We also sponsored a similar project in Williams Landing along the Greening the Pipeline project, where local students painted a mural about the frogs that live in the surrounding waterways.

Greening the Pipeline mural designed to raise awareness of frog habitats

Moonee Ponds Catchment Collaboration

The Moonee Ponds Creek catchment is a highly urbanised and modified creek system. Historically the creek was seen solely as a drain or water conduit, a perception that led to inappropriate development, neglect and degradation.

Past collaboration, including through the Moonee Ponds Creek Coordination Committee, friends groups and cross governmental partnerships, has resulted in some social and environmental improvements; however, significant issues persist across the catchment.

While several plans have been developed to set a clear direction for the catchment, progress has been hindered by lack of catchment-wide governance.

In February 2017, 60 stakeholders came together to talk about collaboration in the Moonee Ponds Creek catchment. This was the beginning of the collaboration process that has resulted in a commitment by representatives of 18 organisations and 10 supporting partners to work together to:

‘Transform the Moonee Ponds Creek into an iconic waterway for Melbourne that enhances its natural capital and provides high social and environmental benefits to local and wider communities.’

The collaboration group includes representatives from local and state government, community groups, not-for-profits, businesses and research organisations – all with a strong interest in improving the Moonee Ponds Creek.

The group has now developed three working groups to look at three projects, which will enable a catchment-wide approach for:

  • a shared portal for research and mapping
  • strengthening planning controls
  • formalising the collaboration group.

In addition to the three projects, a number of ‘spin-off’ successes have arisen from the collaborators working together over the course of the year, including:

  • Impetus for Moreland City Council to become joint owners, with Moonee Valley Council, of a masterplan for the creek in the central part of the catchment – this enables the final product to be co-branded and co-delivered by two councils, either side of the creek
  • A three-council investigation into stormwater harvesting opportunities in the lower half of the catchment
  • The prevention of the loss of a parcel of land to development, through highlighting the value of the creek corridor and its retention as accessible space
  • Scoping and funding of revegetation projects between various collaborators
  • New and improved pedestrian access to parts of the creek bank.

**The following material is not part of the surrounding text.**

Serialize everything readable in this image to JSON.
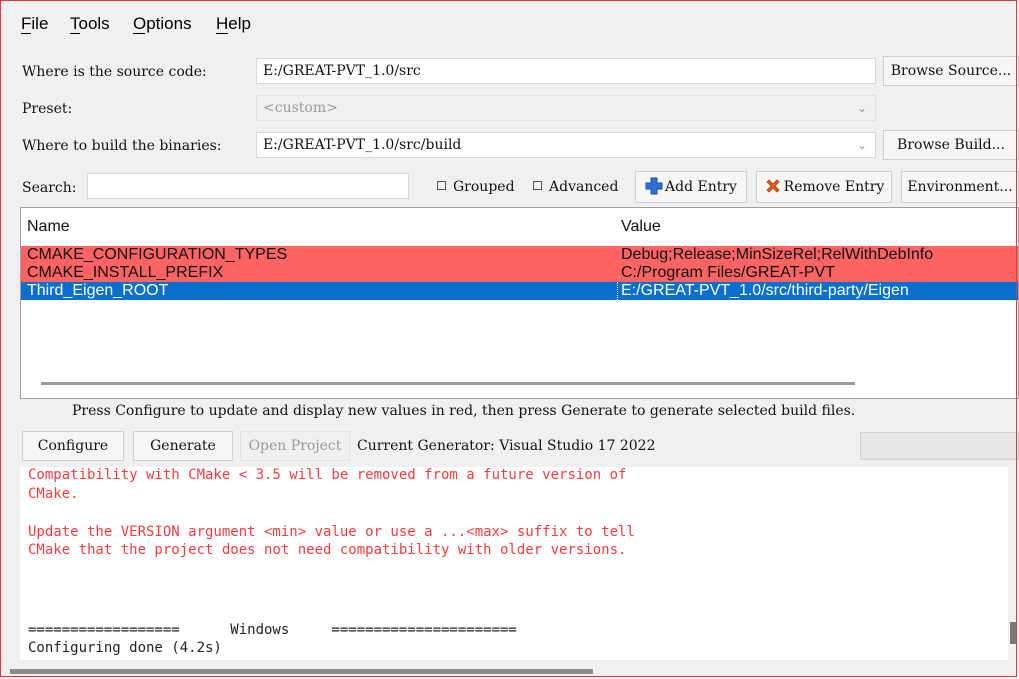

Including, for one site, a student investigation into new pedestrian access points
  • Coordinated responses by several collaborators to a major infrastructure proposal, resulting in a recommendation from the Minister for Planning that the collaborators be involved formally in development of the open space projects proposed in the project.

For more information on the collaboration, or to get involved, please email [email protected]

 

 

 

 

Moonee Ponds Catchment Collaboration group Moonee Ponds Catchment Collaboration working group Group walking the Moonee Ponds Catchment

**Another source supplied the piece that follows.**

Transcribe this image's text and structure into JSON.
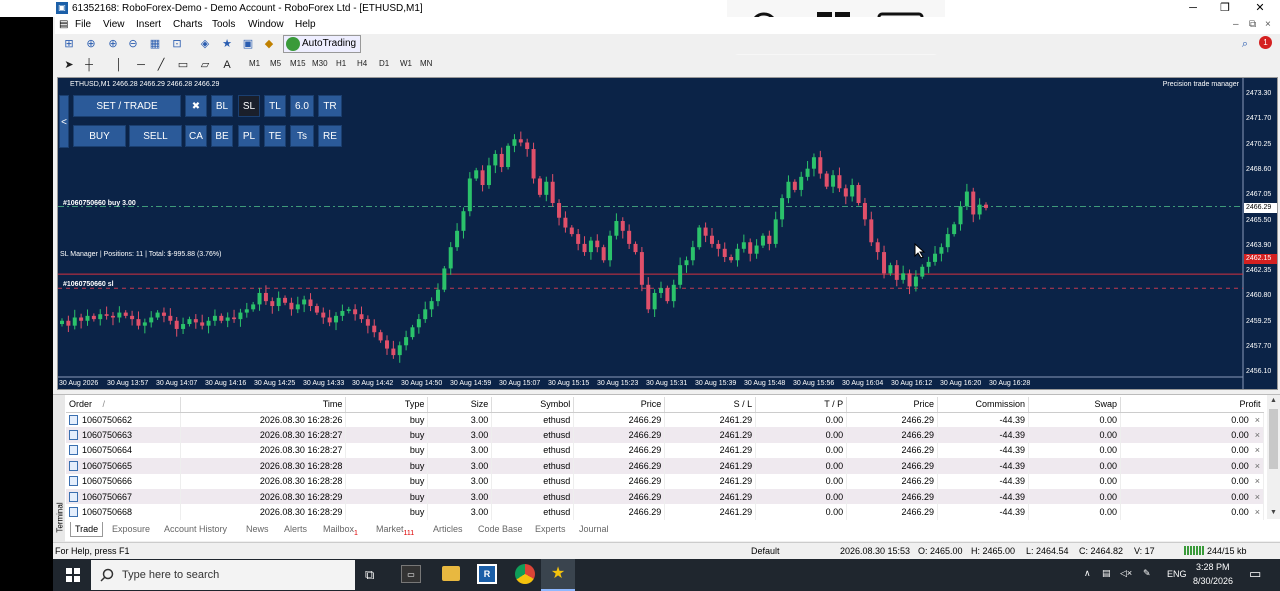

Living Links

Living Links is a large-scale environmental and social project involving Councils, Government agencies and community groups working together to create a web of green spaces in Melbourne’s south-east.

Melbourne Water is partnering with Living Links to improve the connections between the many parks, reserves, open spaces, coasts, beaches, pathways, rivers, creeks and wetlands to make this area a world-class urban ecosystem.

 

Greening the West

Greening the West is a regional initiative that's about enriching the communities in Melbourne's west through the development of green spaces. Melbourne Water supports Greening the West in a broad range of activities that contribute to urban greening by utilising the land and waterway management and integrated water solutions. The Greening the West initiative helps Melbourne water achieve its vision of 'enriching life and liveability' leading to desirable urban spaces and environments and healthy waterways and bays.

Visit the Greening the West website for more information.

 

Last updated:
16 July 2020